Gratitude is a strength of heart, and self-control is a strength of will.
David Brooks calls gratitude a eulogy strength — one others will fondly remember you for. Self-control, on the other hand, is what Brooks calls a resumé strength — one that helps you achieve your goals despite momentary temptations.
In data on adolescents, I’ve found that strengths of heart are related to friendship, whereas strengths of will are the clearest predictors of academic achievement.
But for a lot of reasons, the relationship between these strengths is a little more complicated. Here’s one: Gratitude facilitates self-control.
In one 2014 study, young adults were asked to write about an event that made them feel grateful. Compared to control groups asked to write about either a happy event or a typical day, young adults who reflected on gratitude preferred larger delayed rewards over smaller immediate rewards.

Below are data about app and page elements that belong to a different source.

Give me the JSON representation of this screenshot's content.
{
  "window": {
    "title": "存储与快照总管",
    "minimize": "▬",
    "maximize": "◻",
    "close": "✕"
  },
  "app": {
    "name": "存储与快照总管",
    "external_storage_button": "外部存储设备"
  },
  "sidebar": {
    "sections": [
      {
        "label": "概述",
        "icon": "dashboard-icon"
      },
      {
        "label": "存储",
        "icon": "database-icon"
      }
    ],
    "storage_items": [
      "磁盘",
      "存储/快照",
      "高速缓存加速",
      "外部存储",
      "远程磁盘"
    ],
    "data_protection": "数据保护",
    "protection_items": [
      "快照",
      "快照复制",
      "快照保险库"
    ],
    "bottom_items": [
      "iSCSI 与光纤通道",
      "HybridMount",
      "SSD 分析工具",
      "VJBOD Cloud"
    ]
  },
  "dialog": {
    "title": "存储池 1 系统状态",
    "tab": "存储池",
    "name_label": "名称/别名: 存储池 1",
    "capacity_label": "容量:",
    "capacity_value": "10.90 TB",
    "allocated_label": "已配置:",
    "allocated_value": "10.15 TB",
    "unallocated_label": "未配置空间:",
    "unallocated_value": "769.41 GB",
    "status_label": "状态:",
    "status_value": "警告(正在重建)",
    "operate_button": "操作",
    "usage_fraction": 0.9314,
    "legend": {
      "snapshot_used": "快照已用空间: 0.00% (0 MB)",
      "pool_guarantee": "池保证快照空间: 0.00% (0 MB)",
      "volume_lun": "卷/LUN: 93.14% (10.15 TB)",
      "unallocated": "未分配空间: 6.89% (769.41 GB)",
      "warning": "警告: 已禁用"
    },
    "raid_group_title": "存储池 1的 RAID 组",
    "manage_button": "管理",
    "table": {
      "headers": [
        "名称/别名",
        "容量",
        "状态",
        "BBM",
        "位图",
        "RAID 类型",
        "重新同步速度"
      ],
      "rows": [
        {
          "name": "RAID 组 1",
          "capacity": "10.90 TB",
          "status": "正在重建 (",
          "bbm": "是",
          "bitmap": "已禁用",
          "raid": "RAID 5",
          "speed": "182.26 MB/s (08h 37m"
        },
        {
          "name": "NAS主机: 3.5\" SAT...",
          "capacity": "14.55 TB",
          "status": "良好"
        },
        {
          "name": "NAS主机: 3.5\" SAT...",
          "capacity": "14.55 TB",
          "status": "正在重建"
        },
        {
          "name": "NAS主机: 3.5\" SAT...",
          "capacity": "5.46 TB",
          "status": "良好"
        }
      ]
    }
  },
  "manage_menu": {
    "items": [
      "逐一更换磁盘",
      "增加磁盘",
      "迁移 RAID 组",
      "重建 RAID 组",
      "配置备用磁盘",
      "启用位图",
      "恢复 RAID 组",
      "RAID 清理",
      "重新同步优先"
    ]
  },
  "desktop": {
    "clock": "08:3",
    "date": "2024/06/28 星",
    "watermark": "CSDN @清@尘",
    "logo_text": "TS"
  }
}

More recently, teens were randomly assigned to write four gratitude letters over four weeks. Compared to a control group, teens who expressed gratitude ate more fruits and vegetables and less junk food during the same period.
Why might gratitude facilitate self-control? The teens who wrote gratitude letters reported feeling less anxiety, worry, and other negative emotions — which in turn explained, at least in part, their improved eating habits.
Don’t leave gratitude behind after the winter holidays are over and you’ve rung in the new year.
Do count your blessings. Children and adults around the world rate themselves high in gratitude but low in self-control. This suggests that many of us can use a strength to build a weakness: Appreciating what we have now can forge a stronger bond with our future selves.
Angela Duckworth is cofounder and CEO of Character Lab and a psychology professor at the University of Pennsylvania. You can sign up to receive her Tip of the Week — actionable advice about the science of character — at characterlab.org.